During our trip we were in constant contact with our real estate agent, a truly wonderful woman named Belinda. Belinda led us through every step of the process and facilitated all of the repairs that needed to be done under the sellers disclosures, she also arranged for a flooring company to measure the house for the laminate flooring we were going to install, she truly went above and beyond to help us. The issue was that we didn’t actually become owners until day 4 of our trip, so while it was a pretty sure thing, there was always that smidgeon of doubt, until everything was finalized. Still by the time we arrived in Rocky Mount there was still quite a bit of work going on at the house, so we decided to stay at the hotel for another couple of days, before we unloaded the truck. I was so glad to return that truck to U-haul, it was great, drove great, had no problems with it, but after 3000 miles my hands were pretty sore.
So our 7 day sojourn was over, we all arrived safe and sound in Tarboro North Carolina, (although for a moment we thought we had lost Pixie the cat). There were so many instances where it was obvious that God was on our side. One in particular was in New Mexico on the way to Ok City. We had just stopped at little roadside store to pick up a couple of souvenirs and pulled into a gas station to refill, I went to check on the load in the U-Haul and the key to the padlock broke off. The gas station didn’t have anything I could use, but recommended a shop that might be open down the road. As I was walking back to the truck, I noticed a local cop parked on the side of an overpass. I flagged him down and asked if he had any bolt cutters, he didn’t but called another officer who showed up with a set, but his weren’t big enough,(no laughing) so than a state trooper came along, and he had bolt cutters big enough to do the job. There just happened to be a Walmart a couple of miles away so while these guys were helping me, Marie went and got a new lock.
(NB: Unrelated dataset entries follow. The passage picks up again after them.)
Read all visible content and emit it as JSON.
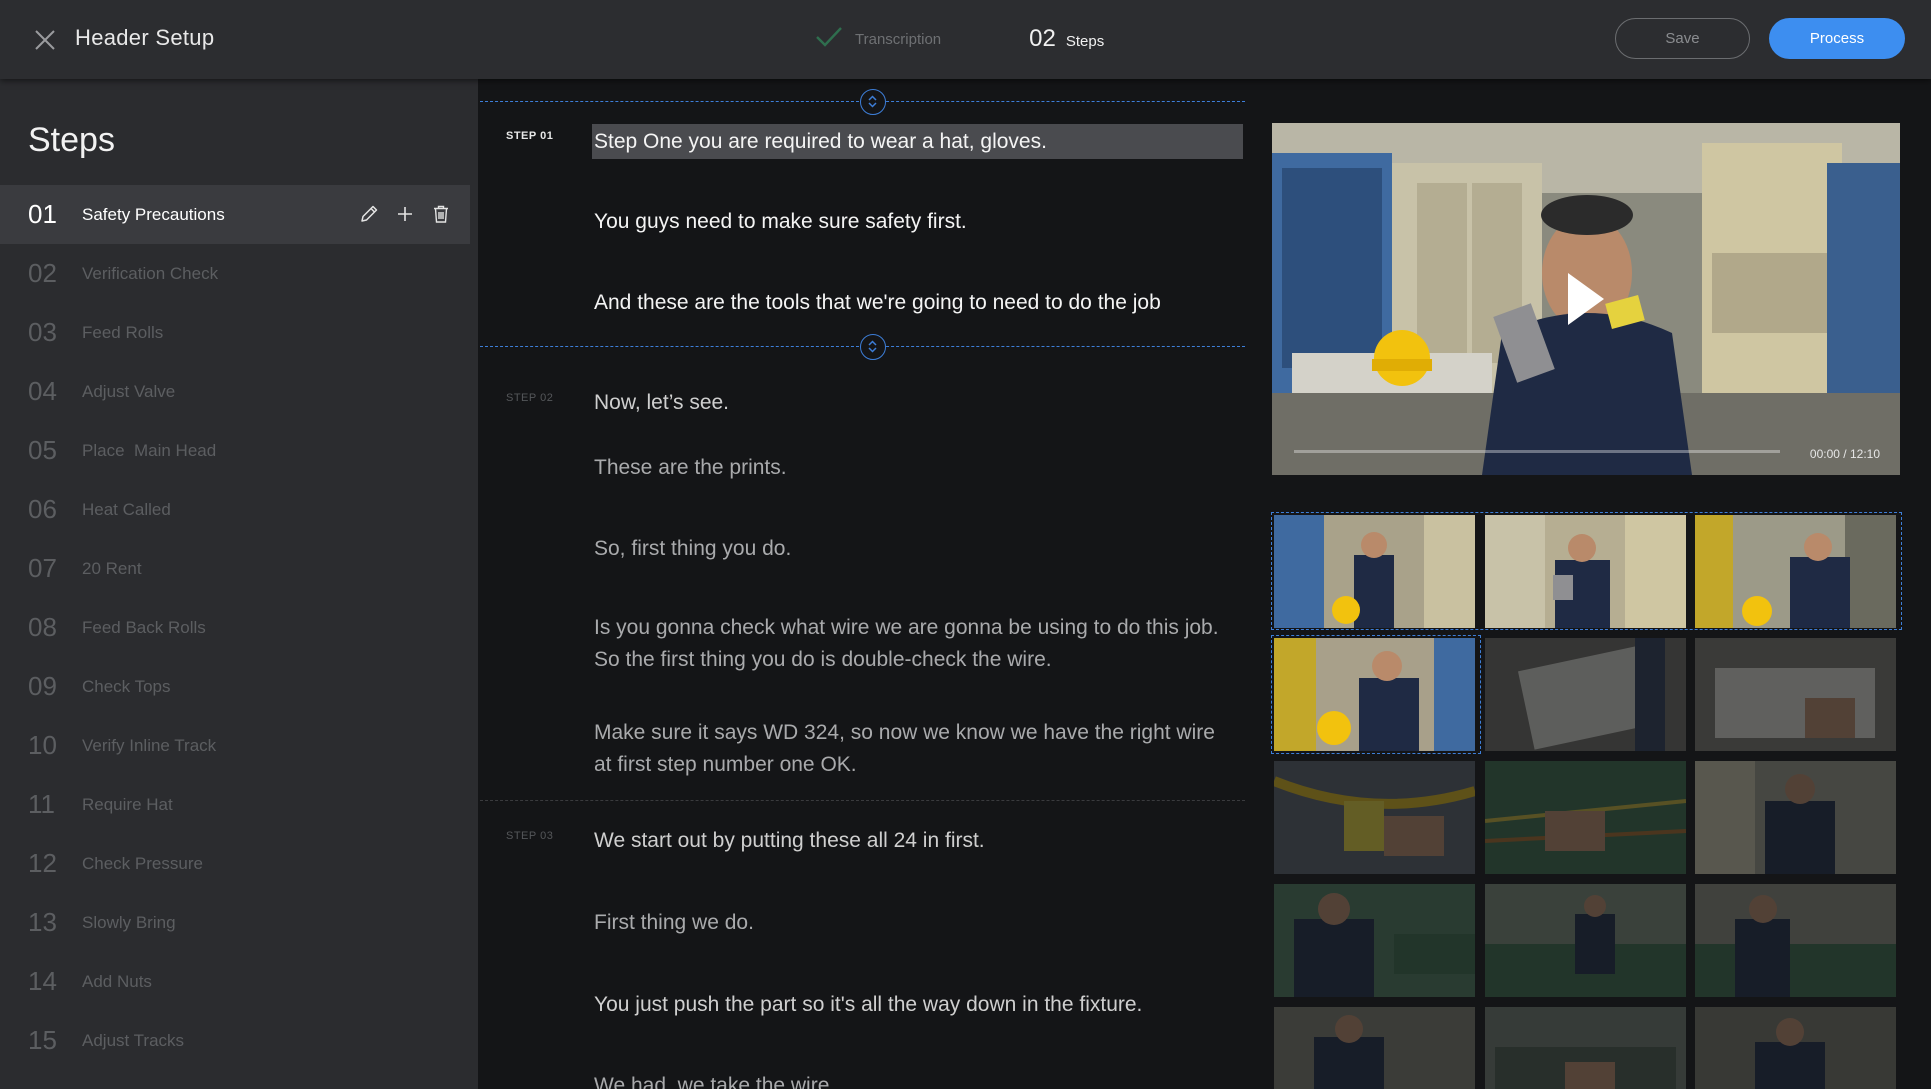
{
  "header": {
    "title": "Header Setup",
    "stage_done_label": "Transcription",
    "stage_current_number": "02",
    "stage_current_label": "Steps",
    "save_label": "Save",
    "process_label": "Process"
  },
  "sidebar": {
    "title": "Steps",
    "items": [
      {
        "num": "01",
        "label": "Safety Precautions"
      },
      {
        "num": "02",
        "label": "Verification Check"
      },
      {
        "num": "03",
        "label": "Feed Rolls"
      },
      {
        "num": "04",
        "label": "Adjust Valve"
      },
      {
        "num": "05",
        "label": "Place  Main Head"
      },
      {
        "num": "06",
        "label": "Heat Called"
      },
      {
        "num": "07",
        "label": "20 Rent"
      },
      {
        "num": "08",
        "label": "Feed Back Rolls"
      },
      {
        "num": "09",
        "label": "Check Tops"
      },
      {
        "num": "10",
        "label": "Verify Inline Track"
      },
      {
        "num": "11",
        "label": "Require Hat"
      },
      {
        "num": "12",
        "label": "Check Pressure"
      },
      {
        "num": "13",
        "label": "Slowly Bring"
      },
      {
        "num": "14",
        "label": "Add Nuts"
      },
      {
        "num": "15",
        "label": "Adjust Tracks"
      }
    ]
  },
  "transcript": {
    "step1_tag": "STEP 01",
    "step2_tag": "STEP 02",
    "step3_tag": "STEP 03",
    "step1_lines": [
      "Step One you are required to wear a hat, gloves.",
      "You guys need to make sure safety first.",
      "And these are the tools that we're going to need to do the job"
    ],
    "step2_lines": [
      "Now, let’s see.",
      "These are the prints.",
      "So, first thing you do.",
      "Is you gonna check what wire we are gonna be using to do this job. So the first thing you do is double-check the wire.",
      "Make sure it says WD 324, so now we know we have the right wire at first step number one OK."
    ],
    "step3_lines": [
      "We start out by putting these all 24 in first.",
      "First thing we do.",
      "You just push the part so it's all the way down in the fixture.",
      "We had, we take the wire"
    ]
  },
  "video": {
    "current_time": "00:00",
    "separator": "/",
    "duration": "12:10",
    "progress": 0
  },
  "colors": {
    "accent": "#3d8ef0",
    "topbar": "#2c2d30",
    "sidebar": "#2b2c2f",
    "panel": "#141517"
  },
  "icons": {
    "close": "close-icon",
    "check": "check-icon",
    "edit": "pencil-icon",
    "add": "plus-icon",
    "delete": "trash-icon",
    "handle": "drag-handle-icon",
    "play": "play-icon"
  }
}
It was just a little hick-up, but the way it happened, the first cop that had a bible scripture tattooed on his arm, they fact that we were only delayed maybe an hour, that the 2 other cops just happened to be in the vicinity, all of it was to much for it to be mere coincidence. That was just one of many examples of God watching over us. Just surviving the road with all the lunatic drivers was proof positive of that.
Tarboro could not be more different than Sonoma County, it’s not like just moving to another state, it’s like moving to another country. The town was settled in the late 1700’s and has a lot of history, you can feel how old everything is. All of the small southern town clichés apply, (bless your heart). It’s a distinctly different culture, a culture that embraces it’s past, warts and all, yet is comfortable in the here and now. It’s been a real eye-opening experience for us, a whole lot to get used too. That’s not a bad thing at all. With all the stuff going on right now, I am so grateful that God has blessed us with this house, our house. I’m so grateful to be here and not in California, and although I miss it, and get homesick every once in a while, I would so much rather be here. North Carolina is an incredibly beautiful state, with as diverse of an ecology as California, we’re 2 hours away from the coast and about 3 hours from the Smokey Mountains which are incredible in themselves. In future blogs I’ll get into the societal and cultural differences between the 2 places, and my thoughts about being a long-haired country boy from California living in a rural town in the deep south and some more tales from the road. I promise it should be very interesting!
Rock on y’all!